Items from an interface collection
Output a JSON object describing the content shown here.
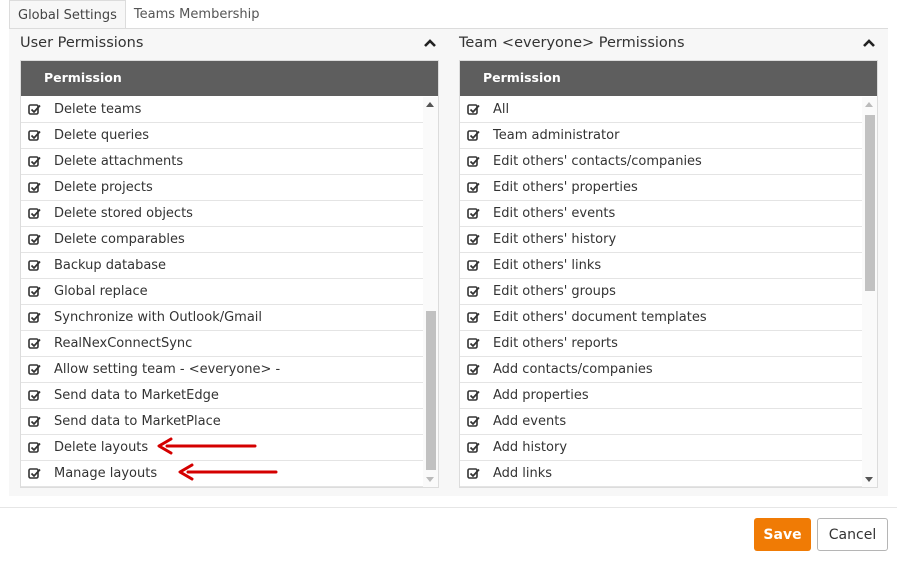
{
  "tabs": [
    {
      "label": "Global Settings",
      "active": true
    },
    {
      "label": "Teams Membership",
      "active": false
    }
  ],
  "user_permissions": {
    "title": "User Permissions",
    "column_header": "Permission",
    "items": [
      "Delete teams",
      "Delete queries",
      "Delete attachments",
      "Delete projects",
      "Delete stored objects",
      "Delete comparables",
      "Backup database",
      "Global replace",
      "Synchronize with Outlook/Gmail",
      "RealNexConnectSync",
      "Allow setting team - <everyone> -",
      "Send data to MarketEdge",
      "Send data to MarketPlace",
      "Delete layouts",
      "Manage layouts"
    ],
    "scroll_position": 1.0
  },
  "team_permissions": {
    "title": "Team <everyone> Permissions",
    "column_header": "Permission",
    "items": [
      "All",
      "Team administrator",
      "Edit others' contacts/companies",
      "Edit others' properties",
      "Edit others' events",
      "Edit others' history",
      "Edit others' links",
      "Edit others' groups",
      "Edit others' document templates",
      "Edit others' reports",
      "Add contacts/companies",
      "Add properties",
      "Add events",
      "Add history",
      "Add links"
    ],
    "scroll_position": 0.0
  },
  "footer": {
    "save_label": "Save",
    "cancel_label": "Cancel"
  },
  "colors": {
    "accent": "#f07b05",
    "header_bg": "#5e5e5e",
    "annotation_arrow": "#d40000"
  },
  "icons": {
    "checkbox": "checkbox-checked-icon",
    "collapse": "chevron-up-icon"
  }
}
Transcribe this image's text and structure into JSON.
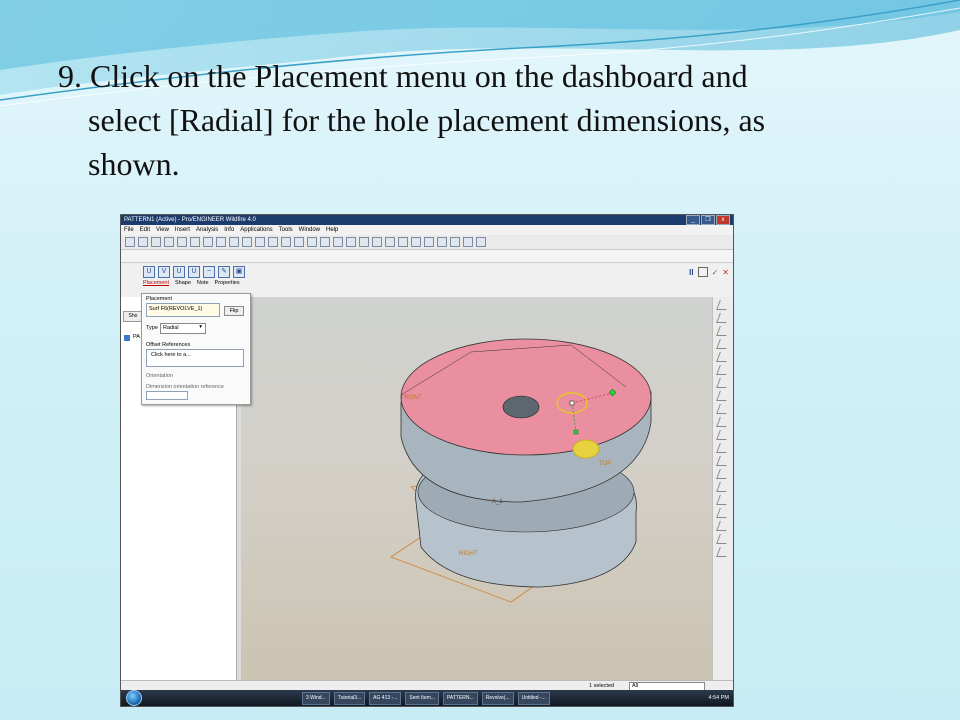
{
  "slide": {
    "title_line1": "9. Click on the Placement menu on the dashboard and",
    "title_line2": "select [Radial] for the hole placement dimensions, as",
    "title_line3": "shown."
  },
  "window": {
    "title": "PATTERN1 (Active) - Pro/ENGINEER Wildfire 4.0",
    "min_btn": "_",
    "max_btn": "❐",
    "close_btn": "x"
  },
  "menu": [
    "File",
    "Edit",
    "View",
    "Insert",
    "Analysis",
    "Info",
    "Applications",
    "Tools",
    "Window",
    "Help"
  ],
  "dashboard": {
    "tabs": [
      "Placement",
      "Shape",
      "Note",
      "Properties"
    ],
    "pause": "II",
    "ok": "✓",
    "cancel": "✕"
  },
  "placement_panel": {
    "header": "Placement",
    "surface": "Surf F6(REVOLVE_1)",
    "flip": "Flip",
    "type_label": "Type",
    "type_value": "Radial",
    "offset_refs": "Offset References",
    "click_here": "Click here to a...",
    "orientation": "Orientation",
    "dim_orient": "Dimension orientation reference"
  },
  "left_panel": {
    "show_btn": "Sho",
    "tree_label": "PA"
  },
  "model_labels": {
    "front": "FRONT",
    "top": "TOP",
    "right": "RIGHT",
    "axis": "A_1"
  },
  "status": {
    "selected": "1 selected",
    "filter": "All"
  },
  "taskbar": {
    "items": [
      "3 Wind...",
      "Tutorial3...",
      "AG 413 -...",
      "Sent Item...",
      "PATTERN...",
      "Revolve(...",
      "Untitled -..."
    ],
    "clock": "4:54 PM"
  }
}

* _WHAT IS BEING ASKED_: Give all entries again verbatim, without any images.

* _ANSWER SPACE_:
Output a JSON object describing the content shown here.
{
  "tabs": [
    {
      "label": "Global Settings",
      "active": true
    },
    {
      "label": "Teams Membership",
      "active": false
    }
  ],
  "user_permissions": {
    "title": "User Permissions",
    "column_header": "Permission",
    "items": [
      "Delete teams",
      "Delete queries",
      "Delete attachments",
      "Delete projects",
      "Delete stored objects",
      "Delete comparables",
      "Backup database",
      "Global replace",
      "Synchronize with Outlook/Gmail",
      "RealNexConnectSync",
      "Allow setting team - <everyone> -",
      "Send data to MarketEdge",
      "Send data to MarketPlace",
      "Delete layouts",
      "Manage layouts"
    ],
    "scroll_position": 1.0
  },
  "team_permissions": {
    "title": "Team <everyone> Permissions",
    "column_header": "Permission",
    "items": [
      "All",
      "Team administrator",
      "Edit others' contacts/companies",
      "Edit others' properties",
      "Edit others' events",
      "Edit others' history",
      "Edit others' links",
      "Edit others' groups",
      "Edit others' document templates",
      "Edit others' reports",
      "Add contacts/companies",
      "Add properties",
      "Add events",
      "Add history",
      "Add links"
    ],
    "scroll_position": 0.0
  },
  "footer": {
    "save_label": "Save",
    "cancel_label": "Cancel"
  },
  "colors": {
    "accent": "#f07b05",
    "header_bg": "#5e5e5e",
    "annotation_arrow": "#d40000"
  },
  "icons": {
    "checkbox": "checkbox-checked-icon",
    "collapse": "chevron-up-icon"
  }
}
Transcribe this image's text and structure into JSON.
{
  "slide": {
    "title_line1": "9. Click on the Placement menu on the dashboard and",
    "title_line2": "select [Radial] for the hole placement dimensions, as",
    "title_line3": "shown."
  },
  "window": {
    "title": "PATTERN1 (Active) - Pro/ENGINEER Wildfire 4.0",
    "min_btn": "_",
    "max_btn": "❐",
    "close_btn": "x"
  },
  "menu": [
    "File",
    "Edit",
    "View",
    "Insert",
    "Analysis",
    "Info",
    "Applications",
    "Tools",
    "Window",
    "Help"
  ],
  "dashboard": {
    "tabs": [
      "Placement",
      "Shape",
      "Note",
      "Properties"
    ],
    "pause": "II",
    "ok": "✓",
    "cancel": "✕"
  },
  "placement_panel": {
    "header": "Placement",
    "surface": "Surf F6(REVOLVE_1)",
    "flip": "Flip",
    "type_label": "Type",
    "type_value": "Radial",
    "offset_refs": "Offset References",
    "click_here": "Click here to a...",
    "orientation": "Orientation",
    "dim_orient": "Dimension orientation reference"
  },
  "left_panel": {
    "show_btn": "Sho",
    "tree_label": "PA"
  },
  "model_labels": {
    "front": "FRONT",
    "top": "TOP",
    "right": "RIGHT",
    "axis": "A_1"
  },
  "status": {
    "selected": "1 selected",
    "filter": "All"
  },
  "taskbar": {
    "items": [
      "3 Wind...",
      "Tutorial3...",
      "AG 413 -...",
      "Sent Item...",
      "PATTERN...",
      "Revolve(...",
      "Untitled -..."
    ],
    "clock": "4:54 PM"
  }
}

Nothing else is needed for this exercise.